Second, the utility test will be applied to determine what action will result in the best outcome for all affected. Third, the issue will be measured using the virtue test to resolve whether the transistor company’s actions fulfill their vision of who they seek to be. Finally, the results from the two ethics tests will be compared to resolve which of the tests was the most informative to the case. Using these tools will demonstrate that the ethical choice for the company is to sell transistors to the pacemaker company. The first step is to examine the issues using the utilitarian ethics framework.
However, the design of the shuttles is aging quickly as the vehicles are reaching retirement. In order to see the damage done to the space tile, the shuttle executed a backwards flip so that the underbelly of the vehicle could be photographed. An instrument boom with a laser scanner was then used to precisely determine the measurements of the hole in the tile. After many ground based simulations of reentry, NASA determined that the aluminum structure beneath the tiles would not become damaged to the point of expensive and timely repairs upon reentry.

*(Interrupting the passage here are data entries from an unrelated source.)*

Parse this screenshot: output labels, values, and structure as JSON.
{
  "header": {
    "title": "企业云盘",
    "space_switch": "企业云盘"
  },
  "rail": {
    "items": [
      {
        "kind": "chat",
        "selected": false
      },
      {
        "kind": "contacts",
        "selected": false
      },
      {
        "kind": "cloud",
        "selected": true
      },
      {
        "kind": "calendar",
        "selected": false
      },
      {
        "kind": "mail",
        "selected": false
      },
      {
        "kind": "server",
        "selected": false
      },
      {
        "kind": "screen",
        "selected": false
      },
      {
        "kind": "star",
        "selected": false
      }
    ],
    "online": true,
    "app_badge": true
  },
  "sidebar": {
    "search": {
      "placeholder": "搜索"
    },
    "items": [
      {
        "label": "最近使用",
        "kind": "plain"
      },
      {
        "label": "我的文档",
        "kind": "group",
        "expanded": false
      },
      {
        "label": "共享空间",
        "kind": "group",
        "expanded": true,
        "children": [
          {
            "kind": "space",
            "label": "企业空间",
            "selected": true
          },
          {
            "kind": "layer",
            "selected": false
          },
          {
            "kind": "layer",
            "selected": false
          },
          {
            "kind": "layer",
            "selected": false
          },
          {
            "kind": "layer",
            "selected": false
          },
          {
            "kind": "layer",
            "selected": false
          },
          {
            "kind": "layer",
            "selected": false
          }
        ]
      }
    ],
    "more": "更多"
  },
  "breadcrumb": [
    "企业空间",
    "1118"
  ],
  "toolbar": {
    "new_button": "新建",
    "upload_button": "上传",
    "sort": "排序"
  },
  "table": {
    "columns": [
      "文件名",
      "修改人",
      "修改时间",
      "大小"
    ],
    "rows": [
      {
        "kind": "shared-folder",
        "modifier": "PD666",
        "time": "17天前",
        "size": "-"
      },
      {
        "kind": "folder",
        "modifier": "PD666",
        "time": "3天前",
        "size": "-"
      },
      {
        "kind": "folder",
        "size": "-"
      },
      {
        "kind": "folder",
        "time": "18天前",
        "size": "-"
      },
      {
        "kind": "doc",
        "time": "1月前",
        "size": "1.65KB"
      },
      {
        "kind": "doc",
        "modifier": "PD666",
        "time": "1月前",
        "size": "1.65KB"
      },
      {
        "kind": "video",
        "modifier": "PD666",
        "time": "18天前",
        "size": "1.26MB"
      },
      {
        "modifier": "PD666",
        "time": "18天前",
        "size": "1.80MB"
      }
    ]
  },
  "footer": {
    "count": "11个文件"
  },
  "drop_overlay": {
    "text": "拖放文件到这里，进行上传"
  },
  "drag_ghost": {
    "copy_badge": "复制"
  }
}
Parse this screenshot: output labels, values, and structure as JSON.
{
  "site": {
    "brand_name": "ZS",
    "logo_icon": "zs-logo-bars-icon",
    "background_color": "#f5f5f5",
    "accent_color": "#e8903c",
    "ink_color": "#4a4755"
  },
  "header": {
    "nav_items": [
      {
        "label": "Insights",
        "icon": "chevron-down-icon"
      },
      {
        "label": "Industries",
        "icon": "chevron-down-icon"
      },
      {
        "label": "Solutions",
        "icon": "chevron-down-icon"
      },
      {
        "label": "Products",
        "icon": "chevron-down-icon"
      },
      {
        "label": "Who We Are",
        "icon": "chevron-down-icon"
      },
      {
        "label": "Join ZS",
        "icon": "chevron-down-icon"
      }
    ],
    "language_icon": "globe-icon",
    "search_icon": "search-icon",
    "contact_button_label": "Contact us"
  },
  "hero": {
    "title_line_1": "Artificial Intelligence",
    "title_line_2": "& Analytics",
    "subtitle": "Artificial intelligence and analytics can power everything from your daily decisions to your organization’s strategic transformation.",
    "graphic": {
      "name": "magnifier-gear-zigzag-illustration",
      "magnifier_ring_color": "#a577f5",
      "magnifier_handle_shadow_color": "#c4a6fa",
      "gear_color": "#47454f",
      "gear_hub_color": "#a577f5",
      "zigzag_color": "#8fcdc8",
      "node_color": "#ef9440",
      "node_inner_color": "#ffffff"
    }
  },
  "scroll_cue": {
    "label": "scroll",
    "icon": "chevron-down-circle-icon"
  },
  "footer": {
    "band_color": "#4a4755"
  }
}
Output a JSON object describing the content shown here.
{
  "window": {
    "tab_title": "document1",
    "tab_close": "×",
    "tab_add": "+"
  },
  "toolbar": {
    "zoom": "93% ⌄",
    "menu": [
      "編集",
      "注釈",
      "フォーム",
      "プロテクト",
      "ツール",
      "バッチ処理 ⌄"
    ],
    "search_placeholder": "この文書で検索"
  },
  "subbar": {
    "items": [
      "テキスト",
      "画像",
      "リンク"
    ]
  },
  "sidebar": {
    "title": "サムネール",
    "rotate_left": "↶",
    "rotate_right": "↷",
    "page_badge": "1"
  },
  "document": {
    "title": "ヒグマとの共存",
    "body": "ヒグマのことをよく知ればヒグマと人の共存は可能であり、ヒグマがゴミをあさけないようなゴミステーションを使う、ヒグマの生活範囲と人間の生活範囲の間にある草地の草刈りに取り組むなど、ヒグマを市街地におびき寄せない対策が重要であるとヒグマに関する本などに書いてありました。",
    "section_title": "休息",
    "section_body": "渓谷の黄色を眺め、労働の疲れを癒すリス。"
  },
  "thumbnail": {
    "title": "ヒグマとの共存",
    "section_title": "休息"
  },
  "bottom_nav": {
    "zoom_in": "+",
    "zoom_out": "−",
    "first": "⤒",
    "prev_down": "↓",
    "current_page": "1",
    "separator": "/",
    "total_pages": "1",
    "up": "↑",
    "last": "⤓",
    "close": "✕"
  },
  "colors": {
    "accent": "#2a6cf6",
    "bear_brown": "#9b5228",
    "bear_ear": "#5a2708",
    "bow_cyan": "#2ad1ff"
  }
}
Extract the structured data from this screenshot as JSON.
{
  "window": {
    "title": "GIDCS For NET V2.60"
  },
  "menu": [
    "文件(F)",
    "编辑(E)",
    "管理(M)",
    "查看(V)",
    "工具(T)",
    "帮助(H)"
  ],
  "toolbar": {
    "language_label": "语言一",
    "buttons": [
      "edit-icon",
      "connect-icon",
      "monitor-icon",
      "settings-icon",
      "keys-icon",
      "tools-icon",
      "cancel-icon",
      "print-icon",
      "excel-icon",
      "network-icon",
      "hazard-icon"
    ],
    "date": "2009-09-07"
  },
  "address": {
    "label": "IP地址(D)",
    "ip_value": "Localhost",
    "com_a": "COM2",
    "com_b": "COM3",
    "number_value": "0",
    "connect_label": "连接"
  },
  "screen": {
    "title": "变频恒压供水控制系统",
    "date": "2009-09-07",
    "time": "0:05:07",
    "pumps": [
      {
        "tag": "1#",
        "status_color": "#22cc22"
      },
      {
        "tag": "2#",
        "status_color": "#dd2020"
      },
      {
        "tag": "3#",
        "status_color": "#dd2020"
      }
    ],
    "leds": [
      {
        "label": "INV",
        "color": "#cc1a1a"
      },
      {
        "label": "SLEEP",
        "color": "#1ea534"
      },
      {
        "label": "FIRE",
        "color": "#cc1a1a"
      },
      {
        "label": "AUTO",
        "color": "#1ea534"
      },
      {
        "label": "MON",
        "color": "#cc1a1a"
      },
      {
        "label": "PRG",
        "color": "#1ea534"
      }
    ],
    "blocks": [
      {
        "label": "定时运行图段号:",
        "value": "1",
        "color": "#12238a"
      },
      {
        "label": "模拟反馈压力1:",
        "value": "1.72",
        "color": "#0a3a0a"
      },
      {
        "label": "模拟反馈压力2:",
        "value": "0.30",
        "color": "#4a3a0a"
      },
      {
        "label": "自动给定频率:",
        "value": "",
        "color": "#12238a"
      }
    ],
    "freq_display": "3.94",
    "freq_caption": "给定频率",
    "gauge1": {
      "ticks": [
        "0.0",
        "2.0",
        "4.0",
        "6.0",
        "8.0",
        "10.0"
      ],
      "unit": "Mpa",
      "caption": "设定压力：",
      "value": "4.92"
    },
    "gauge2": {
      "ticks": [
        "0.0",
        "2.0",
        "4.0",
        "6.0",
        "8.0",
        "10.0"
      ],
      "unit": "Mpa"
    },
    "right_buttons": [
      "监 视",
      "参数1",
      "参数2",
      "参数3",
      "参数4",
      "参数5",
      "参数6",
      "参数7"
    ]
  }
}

However, the astronauts onboard were prepared to attempt techniques that had not been done before.
Assignment 1: Applications of the Scientific Method SCI 110–Introduction to Physical Science 07/27/2014 Professor Olga Gubanova, M.S. The Scientific Method I will attempt to explain what the scientific method is and exactly how it is used or can be used on an everyday basis. The scientific method is a method used for conducting an objective investigation. The scientific method involves making observations and conducting an experiment to test a hypothesis. One thing to understand about the scientific method is that it can’t be used to answer every question or solve every problem a person may be having, but it can be used as a way to solve many problems such as how to get a car started or how to stop the roof from leaking when it rains.
SC300‐28 SEMINAR OPTION 2 Vlimste Change SC300-28 SEMINAR OPTION 2 Roy R. McMillan II Kaplan University Dr. Marc-Andre Wurbel, PhD SC300‐28 SEMINAR OPTION 2 Science is strictly divided on climate change just as medical doctors are divided on immunizations. They make their theories based on readings from NASA (National Aeronautic and Space Administration), GRACE (Gravity Research and Climate Experiment) as well as science research facilities throughout the world. The changes in technology and methods of collecting data seem to be one of the biggest challenges with collecting data over long periods of time. Technology has drastically improved the ability to collect and store data, and help us better understand out climate and the
Apollo 13 was the spacecraft that demonstrated the dangers of people working in space. The three astronauts on board, Jim Lovell, Fred Haise and Jack Swigert were faced with the possibility of becoming stranded in space. The entire crew was used to dealing with in-flight problems because of the flight test experience they received before they became astronauts. This experience would come in handy on Apollo 13. Rookie flyer Jack Swigert, in the beginning was the backup command module pilot.